▸ DATA SUPPLIED:
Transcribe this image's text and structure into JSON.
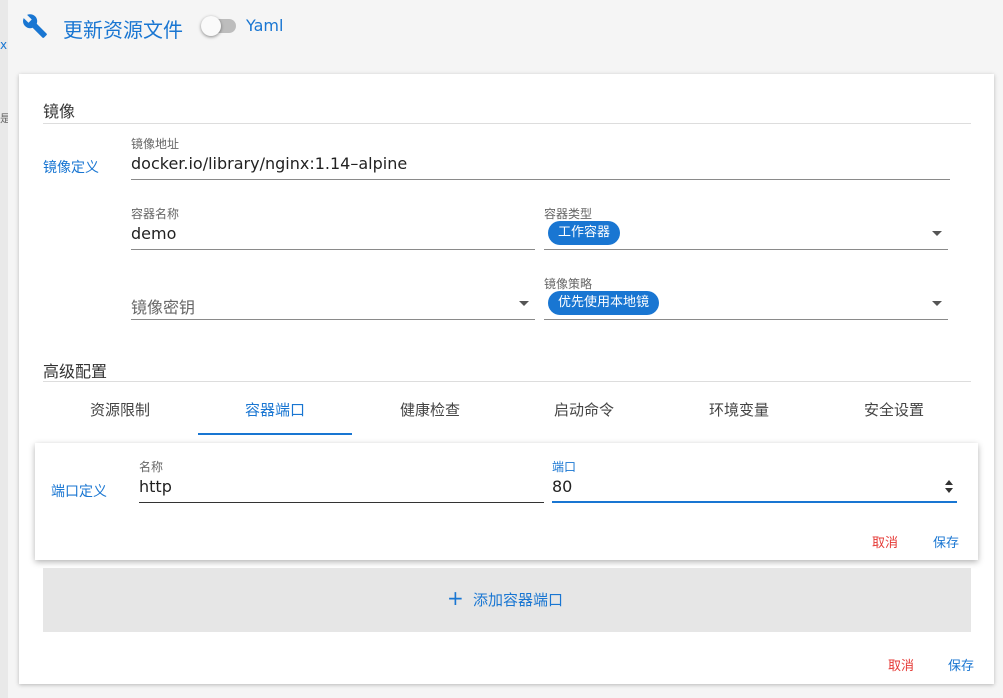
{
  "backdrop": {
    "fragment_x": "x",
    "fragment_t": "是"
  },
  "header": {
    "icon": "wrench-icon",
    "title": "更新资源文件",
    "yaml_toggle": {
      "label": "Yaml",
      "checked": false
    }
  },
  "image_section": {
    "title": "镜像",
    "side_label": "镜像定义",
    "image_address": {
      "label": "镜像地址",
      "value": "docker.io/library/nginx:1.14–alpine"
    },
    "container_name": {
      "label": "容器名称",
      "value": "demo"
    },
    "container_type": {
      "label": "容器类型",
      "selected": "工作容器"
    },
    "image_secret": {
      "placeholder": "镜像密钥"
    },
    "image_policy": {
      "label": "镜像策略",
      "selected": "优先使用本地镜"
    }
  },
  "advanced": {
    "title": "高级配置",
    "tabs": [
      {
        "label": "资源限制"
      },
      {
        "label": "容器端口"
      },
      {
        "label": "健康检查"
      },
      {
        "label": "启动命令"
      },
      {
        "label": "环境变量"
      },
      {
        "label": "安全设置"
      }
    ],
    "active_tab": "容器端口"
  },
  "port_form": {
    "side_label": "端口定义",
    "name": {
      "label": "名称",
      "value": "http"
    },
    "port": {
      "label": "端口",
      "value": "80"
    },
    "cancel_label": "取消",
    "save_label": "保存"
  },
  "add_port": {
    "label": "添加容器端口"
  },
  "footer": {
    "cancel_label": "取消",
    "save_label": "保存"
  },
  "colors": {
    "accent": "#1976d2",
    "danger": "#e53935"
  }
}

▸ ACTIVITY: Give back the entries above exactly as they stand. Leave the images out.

▸ SOLUTION:
Transcribe this image's text and structure into JSON.
{
  "backdrop": {
    "fragment_x": "x",
    "fragment_t": "是"
  },
  "header": {
    "icon": "wrench-icon",
    "title": "更新资源文件",
    "yaml_toggle": {
      "label": "Yaml",
      "checked": false
    }
  },
  "image_section": {
    "title": "镜像",
    "side_label": "镜像定义",
    "image_address": {
      "label": "镜像地址",
      "value": "docker.io/library/nginx:1.14–alpine"
    },
    "container_name": {
      "label": "容器名称",
      "value": "demo"
    },
    "container_type": {
      "label": "容器类型",
      "selected": "工作容器"
    },
    "image_secret": {
      "placeholder": "镜像密钥"
    },
    "image_policy": {
      "label": "镜像策略",
      "selected": "优先使用本地镜"
    }
  },
  "advanced": {
    "title": "高级配置",
    "tabs": [
      {
        "label": "资源限制"
      },
      {
        "label": "容器端口"
      },
      {
        "label": "健康检查"
      },
      {
        "label": "启动命令"
      },
      {
        "label": "环境变量"
      },
      {
        "label": "安全设置"
      }
    ],
    "active_tab": "容器端口"
  },
  "port_form": {
    "side_label": "端口定义",
    "name": {
      "label": "名称",
      "value": "http"
    },
    "port": {
      "label": "端口",
      "value": "80"
    },
    "cancel_label": "取消",
    "save_label": "保存"
  },
  "add_port": {
    "label": "添加容器端口"
  },
  "footer": {
    "cancel_label": "取消",
    "save_label": "保存"
  },
  "colors": {
    "accent": "#1976d2",
    "danger": "#e53935"
  }
}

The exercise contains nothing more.